The Department of Public Health detailed these findings in a Summary Statement of Deficiencies for Valley House Rehabilitation Center dated August 9, 2017.
Garcia & Artigliere filed a lawsuit against Valley House Rehabilitation Center for elder abuse, and negligent hiring and supervision.
“Valley House Rehabilitation Center has a history of being issued deficiencies by the State of California’s Department of Health Services, and Tomas’ case is one of many alleged instances of the facility wrongfully ignoring patient needs and physician’s orders that would have prevented avoidable injuries,” said Attorney Stephen Garcia. “Based on Tomas’ repeat trips to the hospital, it’s apparent the facility did not have sufficient staff on duty to provide required care or appropriately document his worsening conditions. Instead, he was allowed to suffer horrendous pressure sores and painful hip fractures while the facility focused on its own profiteering.”
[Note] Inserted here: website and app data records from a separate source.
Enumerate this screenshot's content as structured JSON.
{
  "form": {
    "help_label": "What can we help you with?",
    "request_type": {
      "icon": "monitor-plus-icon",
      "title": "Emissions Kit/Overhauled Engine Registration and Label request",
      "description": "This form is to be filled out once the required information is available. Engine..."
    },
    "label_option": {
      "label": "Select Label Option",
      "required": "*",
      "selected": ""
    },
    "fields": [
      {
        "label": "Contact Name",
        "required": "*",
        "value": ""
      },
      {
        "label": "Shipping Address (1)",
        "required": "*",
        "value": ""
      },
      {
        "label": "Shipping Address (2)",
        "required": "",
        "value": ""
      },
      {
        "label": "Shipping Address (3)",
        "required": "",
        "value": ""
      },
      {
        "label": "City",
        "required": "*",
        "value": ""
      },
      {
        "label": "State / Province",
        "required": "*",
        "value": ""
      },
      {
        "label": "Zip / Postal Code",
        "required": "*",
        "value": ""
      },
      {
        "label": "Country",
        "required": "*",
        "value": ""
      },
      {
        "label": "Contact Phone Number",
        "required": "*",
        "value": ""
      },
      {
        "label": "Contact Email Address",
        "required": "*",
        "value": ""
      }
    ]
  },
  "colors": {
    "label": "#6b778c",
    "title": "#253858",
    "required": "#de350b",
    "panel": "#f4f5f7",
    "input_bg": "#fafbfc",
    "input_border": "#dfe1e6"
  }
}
Allegations and Background
On or about June 4, 2014, Tomas Cortez was admitted to Valley House Rehabilitation Center and within six months of admission, he was wheelchair-bound having lost his ability to walk with a cane and developed up to nine urinary tract infections due to catheter-use. The lawsuit states that, among other negligence, the facility failed to: provide adequate and proper assistance with personal hygiene to prevent the formation and worsening of pressure sores which included the use of pressure-reducing devices; provide adequate nutrition and hydration to stave off skin breakdown; properly and competently evaluate clinical conditions; and adhere to physician orders and provide timely communication regarding emergent medical conditions. It’s alleged that this withholding of care caused continued and worsening medical conditions and injuries as outlined below.
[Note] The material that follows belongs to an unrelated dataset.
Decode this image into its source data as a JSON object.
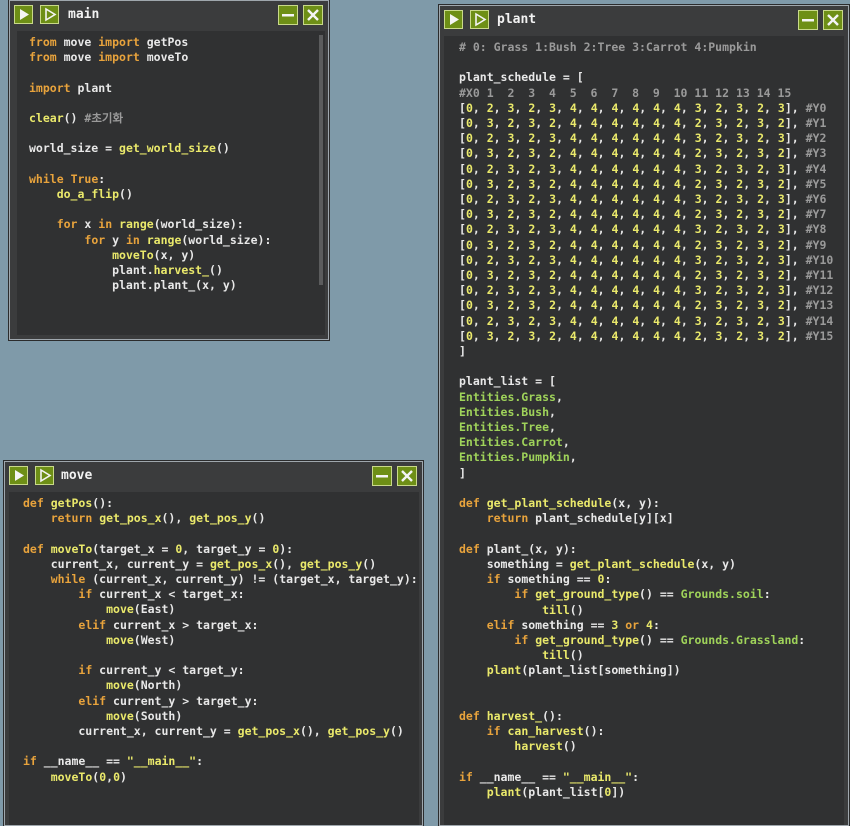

In or about December 2015, Cortez had a syncope episode (loss of consciousness) at the facility and was sent to O’Connor Hospital where he was diagnosed with severe dehydration. By this time, Cortez was well known at O’Connor Hospital having previously received treatment for recurring urinary tracts infections, C-Diff, and pneumonia since admission to the facility. By the end of 2015, Cortez had also developed a deep tissue injury on his heel requiring wound care treatment, which developed an antibiotic resistant bacteria.
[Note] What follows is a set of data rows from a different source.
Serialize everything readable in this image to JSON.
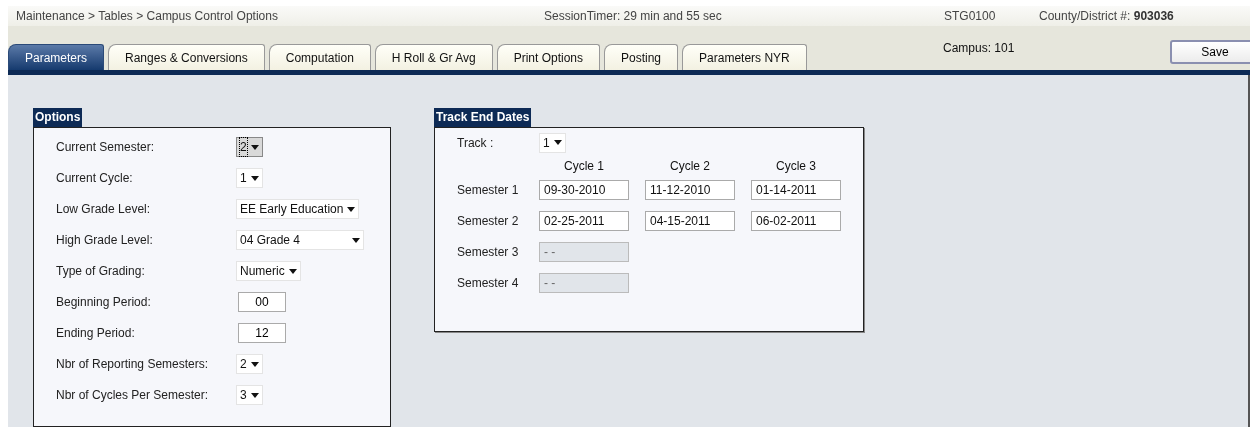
{
  "header": {
    "breadcrumb": "Maintenance > Tables > Campus Control Options",
    "session_timer": "SessionTimer: 29 min and 55 sec",
    "server": "STG0100",
    "district_label": "County/District #:",
    "district_value": "903036"
  },
  "tabs": [
    {
      "label": "Parameters",
      "selected": true
    },
    {
      "label": "Ranges & Conversions",
      "selected": false
    },
    {
      "label": "Computation",
      "selected": false
    },
    {
      "label": "H Roll & Gr Avg",
      "selected": false
    },
    {
      "label": "Print Options",
      "selected": false
    },
    {
      "label": "Posting",
      "selected": false
    },
    {
      "label": "Parameters NYR",
      "selected": false
    }
  ],
  "campus": "Campus: 101",
  "save_button": "Save",
  "options": {
    "title": "Options",
    "rows": [
      {
        "label": "Current Semester:",
        "kind": "select",
        "value": "2",
        "focused": true
      },
      {
        "label": "Current Cycle:",
        "kind": "select",
        "value": "1",
        "focused": false
      },
      {
        "label": "Low Grade Level:",
        "kind": "select",
        "value": "EE Early Education",
        "focused": false
      },
      {
        "label": "High Grade Level:",
        "kind": "select",
        "value": "04 Grade 4",
        "focused": false
      },
      {
        "label": "Type of Grading:",
        "kind": "select",
        "value": "Numeric",
        "focused": false
      },
      {
        "label": "Beginning Period:",
        "kind": "input",
        "value": "00",
        "focused": false
      },
      {
        "label": "Ending Period:",
        "kind": "input",
        "value": "12",
        "focused": false
      },
      {
        "label": "Nbr of Reporting Semesters:",
        "kind": "select",
        "value": "2",
        "focused": false
      },
      {
        "label": "Nbr of Cycles Per Semester:",
        "kind": "select",
        "value": "3",
        "focused": false
      }
    ]
  },
  "track_end_dates": {
    "title": "Track End Dates",
    "track_label": "Track :",
    "track_value": "1",
    "columns": [
      "Cycle 1",
      "Cycle 2",
      "Cycle 3"
    ],
    "rows": [
      {
        "label": "Semester 1",
        "dates": [
          {
            "value": "09-30-2010",
            "disabled": false
          },
          {
            "value": "11-12-2010",
            "disabled": false
          },
          {
            "value": "01-14-2011",
            "disabled": false
          }
        ]
      },
      {
        "label": "Semester 2",
        "dates": [
          {
            "value": "02-25-2011",
            "disabled": false
          },
          {
            "value": "04-15-2011",
            "disabled": false
          },
          {
            "value": "06-02-2011",
            "disabled": false
          }
        ]
      },
      {
        "label": "Semester 3",
        "dates": [
          {
            "value": "- -",
            "disabled": true
          }
        ]
      },
      {
        "label": "Semester 4",
        "dates": [
          {
            "value": "- -",
            "disabled": true
          }
        ]
      }
    ]
  }
}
In or about early 2017, Cortez was frequently discovered by family with swelling, bruising and skin tears, including on his feet from his wheelchair. Cortez had also developed a coccyx/sacral decubitus ulcer which is still unhealed to this day. In or about March 2017, Cortez developed a body rash diagnosed as possible scabies, which is also unhealed to this day. By June 2017, Cortez developed another urinary tract infection and experienced penile pain and discomfort diagnosed as phimosis.
In or about July 2017, Cortez was discovered by family with unexplained swelling and bruising on his index finger. He was sent to Los Gatos Community Hospital and diagnosed with a fractured finger.
In or about October 10, 2017, Cortez was found on the floor by facility staff after another resident heard a thump from his room. Cortez was sent to Las Gatos Community Hospital via ambulance and diagnosed with a hip fracture, head contusions, dehydration, and methicillin resistant Staphylococcus aureus (MRSA) of nasal passages. Three days later, Cortez was discharged to the facility after deemed unsuitable for surgery given the high risk if bedridden during recovery.
On October 18, 2017, Cortez was sent to O’Connor Hospital for symptoms diagnosed as Urosepsis (blood infection) and severe dehydration requiring multiple IV fluids.